NotesFAQContact Us
Collection
Advanced
Search Tips
Peer reviewed Peer reviewed
Direct linkDirect link
ERIC Number: EJ934082
Record Type: Journal
Publication Date: 2011-Jul
Pages: 21
Abstractor: As Provided
Reference Count: 0
ISBN: N/A
ISSN: ISSN-0028-3932
A Domain-Specific System for Representing Knowledge of Both Man-Made Objects and Human Actions. Evidence from a Case with an Association of Deficits
Vannuscorps, Gilles; Pillon, Agnesa
Neuropsychologia, v49 n9 p2321-2341 Jul 2011
We report the single-case study of a brain-damaged individual, JJG, presenting with a conceptual deficit and whose knowledge of living things, man-made objects, and actions was assessed. The aim was to seek for empirical evidence pertaining to the issue of how conceptual knowledge of objects, both living things and man-made objects, is related to conceptual knowledge of actions at the functional level. We first found that JJG's conceptual knowledge of both man-made objects and actions was similarly impaired while his conceptual knowledge of living things was spared as well as his knowledge of unique entities. We then examined whether this pattern of association of a conceptual deficit for both man-made objects and actions could be accounted for, first, by the "sensory/functional" and, second, the "manipulability" account for category-specific conceptual impairments advocated within the Feature-Based-Organization theory of conceptual knowledge organization, by assessing, first, patient's knowledge of sensory compared to functional features, second, his knowledge of manipulation compared to functional features and, third, his knowledge of manipulable compared to non-manipulable objects and actions. The later assessment also allowed us to evaluate an account for the deficits in terms of failures of simulating the hand movements implied by manipulable objects and manual actions. The findings showed that, contrary to the predictions made by the "sensory/functional", the "manipulability", and the "failure-of-simulating" accounts for category-specific conceptual impairments, the patient's association of deficits for both man-made objects and actions was not associated with a disproportionate impairment of functional compared to sensory knowledge or of manipulation compared to functional knowledge; manipulable items were not more impaired than non-manipulable items either. In the general discussion, we propose to account for the patient's association of deficits by the hypothesis that concepts whose core property is that of being a mean of achieving a goal--like the concepts of man-made objects and of actions--are learned, represented and processed by a common domain-specific conceptual system, which would have evolved to allow human beings to quickly and efficiently design and understand means to achieve goals and purposes. (Contains 3 figures and 11 tables.)
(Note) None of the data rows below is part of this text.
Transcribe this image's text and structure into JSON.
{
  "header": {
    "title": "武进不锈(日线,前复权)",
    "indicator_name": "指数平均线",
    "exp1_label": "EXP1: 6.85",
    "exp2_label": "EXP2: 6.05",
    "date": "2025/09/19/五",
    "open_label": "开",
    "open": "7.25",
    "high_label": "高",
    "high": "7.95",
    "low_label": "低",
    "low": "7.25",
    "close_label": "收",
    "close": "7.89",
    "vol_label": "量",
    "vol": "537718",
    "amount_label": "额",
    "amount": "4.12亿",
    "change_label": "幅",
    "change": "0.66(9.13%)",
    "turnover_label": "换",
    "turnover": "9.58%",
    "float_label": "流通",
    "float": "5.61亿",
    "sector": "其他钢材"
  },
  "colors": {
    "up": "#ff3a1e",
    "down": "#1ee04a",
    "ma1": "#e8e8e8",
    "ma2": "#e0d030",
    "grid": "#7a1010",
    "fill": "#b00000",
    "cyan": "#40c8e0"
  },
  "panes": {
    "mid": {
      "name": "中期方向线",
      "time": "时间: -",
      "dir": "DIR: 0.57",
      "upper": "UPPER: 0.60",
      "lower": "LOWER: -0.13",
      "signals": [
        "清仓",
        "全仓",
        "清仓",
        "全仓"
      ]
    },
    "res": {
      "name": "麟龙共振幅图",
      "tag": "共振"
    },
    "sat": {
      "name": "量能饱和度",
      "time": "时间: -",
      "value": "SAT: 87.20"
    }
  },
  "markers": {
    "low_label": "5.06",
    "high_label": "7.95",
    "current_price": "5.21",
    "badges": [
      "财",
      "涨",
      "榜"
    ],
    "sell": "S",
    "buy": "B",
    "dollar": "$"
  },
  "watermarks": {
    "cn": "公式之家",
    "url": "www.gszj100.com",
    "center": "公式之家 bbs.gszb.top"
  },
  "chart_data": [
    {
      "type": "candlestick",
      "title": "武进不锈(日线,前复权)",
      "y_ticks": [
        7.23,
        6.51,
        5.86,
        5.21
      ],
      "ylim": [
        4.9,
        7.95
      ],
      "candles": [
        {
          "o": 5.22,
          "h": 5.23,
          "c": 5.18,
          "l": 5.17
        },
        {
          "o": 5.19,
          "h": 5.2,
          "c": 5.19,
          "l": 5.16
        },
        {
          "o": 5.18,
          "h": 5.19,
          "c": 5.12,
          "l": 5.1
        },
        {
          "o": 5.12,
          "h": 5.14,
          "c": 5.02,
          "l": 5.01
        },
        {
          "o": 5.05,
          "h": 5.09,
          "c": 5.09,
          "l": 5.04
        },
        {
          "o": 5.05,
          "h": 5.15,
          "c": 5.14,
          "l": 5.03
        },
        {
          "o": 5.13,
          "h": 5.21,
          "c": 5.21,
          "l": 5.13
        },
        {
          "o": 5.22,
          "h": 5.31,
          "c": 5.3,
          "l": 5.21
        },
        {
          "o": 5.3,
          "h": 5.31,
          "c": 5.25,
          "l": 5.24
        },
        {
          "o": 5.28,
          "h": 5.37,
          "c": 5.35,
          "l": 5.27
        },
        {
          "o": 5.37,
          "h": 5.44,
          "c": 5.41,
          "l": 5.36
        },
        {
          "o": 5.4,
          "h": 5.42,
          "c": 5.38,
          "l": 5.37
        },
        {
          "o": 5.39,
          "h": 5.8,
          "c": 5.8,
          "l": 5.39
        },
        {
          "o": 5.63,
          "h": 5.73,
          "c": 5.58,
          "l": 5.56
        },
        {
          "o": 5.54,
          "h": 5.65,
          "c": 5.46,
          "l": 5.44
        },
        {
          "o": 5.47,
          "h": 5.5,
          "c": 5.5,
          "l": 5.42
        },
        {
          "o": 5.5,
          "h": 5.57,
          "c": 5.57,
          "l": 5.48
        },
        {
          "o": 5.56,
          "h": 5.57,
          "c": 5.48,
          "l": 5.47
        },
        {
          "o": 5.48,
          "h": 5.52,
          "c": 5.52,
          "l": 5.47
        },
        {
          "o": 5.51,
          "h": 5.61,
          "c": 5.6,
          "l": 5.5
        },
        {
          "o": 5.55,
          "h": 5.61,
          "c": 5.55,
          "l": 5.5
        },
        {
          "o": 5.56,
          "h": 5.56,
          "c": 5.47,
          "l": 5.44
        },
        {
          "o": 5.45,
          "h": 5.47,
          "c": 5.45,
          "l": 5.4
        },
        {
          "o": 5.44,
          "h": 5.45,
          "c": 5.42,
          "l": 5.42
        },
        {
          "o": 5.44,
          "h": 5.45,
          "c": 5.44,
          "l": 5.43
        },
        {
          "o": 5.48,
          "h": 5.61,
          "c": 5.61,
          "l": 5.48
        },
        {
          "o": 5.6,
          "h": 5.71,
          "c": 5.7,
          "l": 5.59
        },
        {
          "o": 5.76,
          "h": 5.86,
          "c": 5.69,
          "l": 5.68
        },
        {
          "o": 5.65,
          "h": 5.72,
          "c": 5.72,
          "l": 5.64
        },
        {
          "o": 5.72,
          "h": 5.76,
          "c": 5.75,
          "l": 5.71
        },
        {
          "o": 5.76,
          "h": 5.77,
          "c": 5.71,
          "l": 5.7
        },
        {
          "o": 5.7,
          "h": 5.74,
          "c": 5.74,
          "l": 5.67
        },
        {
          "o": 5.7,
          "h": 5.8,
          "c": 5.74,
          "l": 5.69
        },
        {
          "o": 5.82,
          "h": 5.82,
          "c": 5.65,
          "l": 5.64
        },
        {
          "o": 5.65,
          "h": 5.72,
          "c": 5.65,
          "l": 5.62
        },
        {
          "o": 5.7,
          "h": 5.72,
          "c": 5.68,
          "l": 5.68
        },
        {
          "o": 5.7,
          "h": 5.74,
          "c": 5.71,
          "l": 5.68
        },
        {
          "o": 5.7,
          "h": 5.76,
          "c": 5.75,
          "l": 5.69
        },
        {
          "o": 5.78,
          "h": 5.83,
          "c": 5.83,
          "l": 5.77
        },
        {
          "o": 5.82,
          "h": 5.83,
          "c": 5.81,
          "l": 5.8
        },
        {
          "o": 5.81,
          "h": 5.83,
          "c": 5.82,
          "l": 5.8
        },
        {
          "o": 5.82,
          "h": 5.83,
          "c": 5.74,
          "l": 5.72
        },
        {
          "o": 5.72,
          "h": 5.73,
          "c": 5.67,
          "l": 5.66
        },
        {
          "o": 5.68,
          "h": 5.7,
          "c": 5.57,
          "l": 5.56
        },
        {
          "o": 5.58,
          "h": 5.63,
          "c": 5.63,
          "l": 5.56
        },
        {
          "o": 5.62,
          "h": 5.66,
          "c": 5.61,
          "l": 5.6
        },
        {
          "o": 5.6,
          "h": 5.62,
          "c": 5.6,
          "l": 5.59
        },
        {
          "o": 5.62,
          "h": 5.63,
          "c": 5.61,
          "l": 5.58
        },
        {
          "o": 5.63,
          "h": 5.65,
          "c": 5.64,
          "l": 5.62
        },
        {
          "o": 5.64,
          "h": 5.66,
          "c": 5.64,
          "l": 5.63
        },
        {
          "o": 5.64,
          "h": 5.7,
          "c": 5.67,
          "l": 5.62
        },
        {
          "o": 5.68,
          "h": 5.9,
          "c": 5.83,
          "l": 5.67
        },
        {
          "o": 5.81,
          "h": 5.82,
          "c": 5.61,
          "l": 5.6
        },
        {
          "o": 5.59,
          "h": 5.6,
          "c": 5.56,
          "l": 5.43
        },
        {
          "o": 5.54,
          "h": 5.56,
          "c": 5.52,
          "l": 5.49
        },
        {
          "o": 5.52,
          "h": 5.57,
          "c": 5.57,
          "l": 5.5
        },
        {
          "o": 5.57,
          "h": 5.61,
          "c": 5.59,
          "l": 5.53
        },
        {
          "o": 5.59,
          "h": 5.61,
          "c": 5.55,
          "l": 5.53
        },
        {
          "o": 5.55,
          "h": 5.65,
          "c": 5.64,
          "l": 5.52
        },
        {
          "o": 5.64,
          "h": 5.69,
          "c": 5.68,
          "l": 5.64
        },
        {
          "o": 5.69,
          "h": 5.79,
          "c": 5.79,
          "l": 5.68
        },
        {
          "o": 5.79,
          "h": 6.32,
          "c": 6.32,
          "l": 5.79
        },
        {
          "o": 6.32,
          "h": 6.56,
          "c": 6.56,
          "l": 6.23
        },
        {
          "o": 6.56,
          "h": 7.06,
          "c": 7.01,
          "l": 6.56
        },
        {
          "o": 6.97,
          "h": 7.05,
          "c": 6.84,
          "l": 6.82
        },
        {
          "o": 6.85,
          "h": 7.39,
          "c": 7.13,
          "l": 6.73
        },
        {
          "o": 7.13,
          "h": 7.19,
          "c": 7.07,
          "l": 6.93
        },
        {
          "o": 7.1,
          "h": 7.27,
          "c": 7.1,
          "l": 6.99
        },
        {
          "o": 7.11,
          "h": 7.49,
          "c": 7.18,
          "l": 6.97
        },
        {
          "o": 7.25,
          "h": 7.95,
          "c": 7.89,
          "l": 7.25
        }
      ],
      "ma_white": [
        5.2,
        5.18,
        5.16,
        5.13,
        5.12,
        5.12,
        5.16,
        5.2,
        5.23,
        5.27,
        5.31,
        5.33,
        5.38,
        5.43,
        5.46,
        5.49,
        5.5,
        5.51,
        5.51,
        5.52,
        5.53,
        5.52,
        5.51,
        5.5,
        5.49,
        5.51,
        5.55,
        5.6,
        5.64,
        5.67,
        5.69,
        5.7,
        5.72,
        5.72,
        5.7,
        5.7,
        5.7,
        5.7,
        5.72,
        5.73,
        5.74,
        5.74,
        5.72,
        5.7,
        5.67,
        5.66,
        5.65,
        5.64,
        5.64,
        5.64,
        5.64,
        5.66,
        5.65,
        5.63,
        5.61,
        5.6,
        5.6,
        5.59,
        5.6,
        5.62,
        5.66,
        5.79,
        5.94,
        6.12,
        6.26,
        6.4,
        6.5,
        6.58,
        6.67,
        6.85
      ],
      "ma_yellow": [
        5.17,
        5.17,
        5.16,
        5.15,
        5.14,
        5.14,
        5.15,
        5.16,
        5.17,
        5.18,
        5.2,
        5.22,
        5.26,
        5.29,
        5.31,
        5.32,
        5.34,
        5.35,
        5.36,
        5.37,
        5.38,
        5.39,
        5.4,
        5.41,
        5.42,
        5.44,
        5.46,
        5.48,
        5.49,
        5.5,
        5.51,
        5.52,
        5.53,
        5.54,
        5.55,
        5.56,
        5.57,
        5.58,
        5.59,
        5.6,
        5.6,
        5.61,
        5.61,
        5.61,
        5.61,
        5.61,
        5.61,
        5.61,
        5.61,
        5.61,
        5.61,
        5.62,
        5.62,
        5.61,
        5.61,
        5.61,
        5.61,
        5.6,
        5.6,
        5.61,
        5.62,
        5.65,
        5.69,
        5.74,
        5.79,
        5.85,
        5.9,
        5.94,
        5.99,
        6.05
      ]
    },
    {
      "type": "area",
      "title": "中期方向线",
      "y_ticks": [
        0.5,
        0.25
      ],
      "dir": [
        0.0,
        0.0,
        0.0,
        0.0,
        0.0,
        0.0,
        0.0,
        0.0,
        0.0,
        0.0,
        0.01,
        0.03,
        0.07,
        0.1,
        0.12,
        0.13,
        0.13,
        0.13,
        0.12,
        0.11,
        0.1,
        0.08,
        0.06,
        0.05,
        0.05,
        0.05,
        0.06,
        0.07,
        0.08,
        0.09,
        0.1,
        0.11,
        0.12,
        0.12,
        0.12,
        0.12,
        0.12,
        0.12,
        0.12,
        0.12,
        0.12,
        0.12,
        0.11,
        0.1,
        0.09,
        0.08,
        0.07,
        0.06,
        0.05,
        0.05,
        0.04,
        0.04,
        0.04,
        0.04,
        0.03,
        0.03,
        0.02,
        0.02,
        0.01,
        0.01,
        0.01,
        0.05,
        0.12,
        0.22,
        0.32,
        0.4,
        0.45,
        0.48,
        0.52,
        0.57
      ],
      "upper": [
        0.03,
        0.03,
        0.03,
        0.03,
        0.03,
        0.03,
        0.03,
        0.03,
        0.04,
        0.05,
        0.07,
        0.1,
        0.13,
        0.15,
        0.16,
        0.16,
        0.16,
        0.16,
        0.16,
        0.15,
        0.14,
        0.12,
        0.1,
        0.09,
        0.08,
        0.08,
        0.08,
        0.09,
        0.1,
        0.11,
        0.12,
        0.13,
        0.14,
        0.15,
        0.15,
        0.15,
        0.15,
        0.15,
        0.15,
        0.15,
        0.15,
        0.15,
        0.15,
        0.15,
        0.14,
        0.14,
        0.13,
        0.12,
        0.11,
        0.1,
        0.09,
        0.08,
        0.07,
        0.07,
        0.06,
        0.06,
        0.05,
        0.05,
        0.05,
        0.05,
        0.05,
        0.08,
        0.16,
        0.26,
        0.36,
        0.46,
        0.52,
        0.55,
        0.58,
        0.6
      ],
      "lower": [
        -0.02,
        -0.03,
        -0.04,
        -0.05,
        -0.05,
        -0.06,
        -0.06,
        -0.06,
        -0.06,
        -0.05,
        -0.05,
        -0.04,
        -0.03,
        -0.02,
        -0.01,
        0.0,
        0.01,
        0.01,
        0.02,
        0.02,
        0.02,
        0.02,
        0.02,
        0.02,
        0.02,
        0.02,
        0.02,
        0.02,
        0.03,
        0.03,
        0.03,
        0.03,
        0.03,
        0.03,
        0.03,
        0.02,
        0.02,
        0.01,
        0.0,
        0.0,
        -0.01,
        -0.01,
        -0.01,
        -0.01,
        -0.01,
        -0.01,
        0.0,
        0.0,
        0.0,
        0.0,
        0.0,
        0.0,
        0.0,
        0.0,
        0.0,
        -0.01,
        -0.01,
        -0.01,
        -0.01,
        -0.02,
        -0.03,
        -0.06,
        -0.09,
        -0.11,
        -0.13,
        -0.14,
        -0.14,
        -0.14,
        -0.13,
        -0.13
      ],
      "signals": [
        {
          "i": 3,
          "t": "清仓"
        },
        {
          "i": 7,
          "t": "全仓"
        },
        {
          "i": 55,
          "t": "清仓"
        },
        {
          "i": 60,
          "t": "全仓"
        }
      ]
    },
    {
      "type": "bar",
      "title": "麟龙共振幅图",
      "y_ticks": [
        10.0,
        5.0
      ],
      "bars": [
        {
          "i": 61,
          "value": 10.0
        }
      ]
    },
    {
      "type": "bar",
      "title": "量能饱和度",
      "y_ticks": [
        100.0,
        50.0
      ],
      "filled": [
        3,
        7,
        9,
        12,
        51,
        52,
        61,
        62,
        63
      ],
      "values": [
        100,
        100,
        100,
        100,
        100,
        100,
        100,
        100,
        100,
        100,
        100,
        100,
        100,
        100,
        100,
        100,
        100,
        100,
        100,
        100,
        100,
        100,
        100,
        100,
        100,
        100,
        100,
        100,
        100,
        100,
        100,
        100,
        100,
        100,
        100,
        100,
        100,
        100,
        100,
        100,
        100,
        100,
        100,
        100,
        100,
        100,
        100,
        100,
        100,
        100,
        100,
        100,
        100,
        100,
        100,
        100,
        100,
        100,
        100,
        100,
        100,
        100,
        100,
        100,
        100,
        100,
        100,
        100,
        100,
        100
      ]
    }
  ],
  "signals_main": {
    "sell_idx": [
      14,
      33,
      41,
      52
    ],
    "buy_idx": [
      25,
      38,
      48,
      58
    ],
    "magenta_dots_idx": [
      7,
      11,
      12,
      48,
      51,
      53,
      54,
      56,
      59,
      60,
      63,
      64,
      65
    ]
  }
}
Elsevier. 6277 Sea Harbor Drive, Orlando, FL 32887-4800. Tel: 877-839-7126; Tel: 407-345-4020; Fax: 407-363-1354; e-mail: usjcs@elsevier.com; Web site: http://www.elsevier.com
Publication Type: Journal Articles; Reports - Research
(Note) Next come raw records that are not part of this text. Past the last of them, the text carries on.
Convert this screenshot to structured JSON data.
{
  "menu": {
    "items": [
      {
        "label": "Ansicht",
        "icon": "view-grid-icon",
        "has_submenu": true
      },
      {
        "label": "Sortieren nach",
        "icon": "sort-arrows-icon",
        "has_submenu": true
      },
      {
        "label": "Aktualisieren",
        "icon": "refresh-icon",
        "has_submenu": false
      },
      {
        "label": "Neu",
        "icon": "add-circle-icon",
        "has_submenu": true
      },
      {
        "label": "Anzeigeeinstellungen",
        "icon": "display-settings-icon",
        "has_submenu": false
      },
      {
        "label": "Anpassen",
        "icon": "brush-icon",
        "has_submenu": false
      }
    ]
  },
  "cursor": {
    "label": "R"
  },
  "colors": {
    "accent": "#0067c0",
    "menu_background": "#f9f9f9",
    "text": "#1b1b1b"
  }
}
Education Level: N/A
Audience: N/A
Language: English
Sponsor: N/A
Authoring Institution: N/A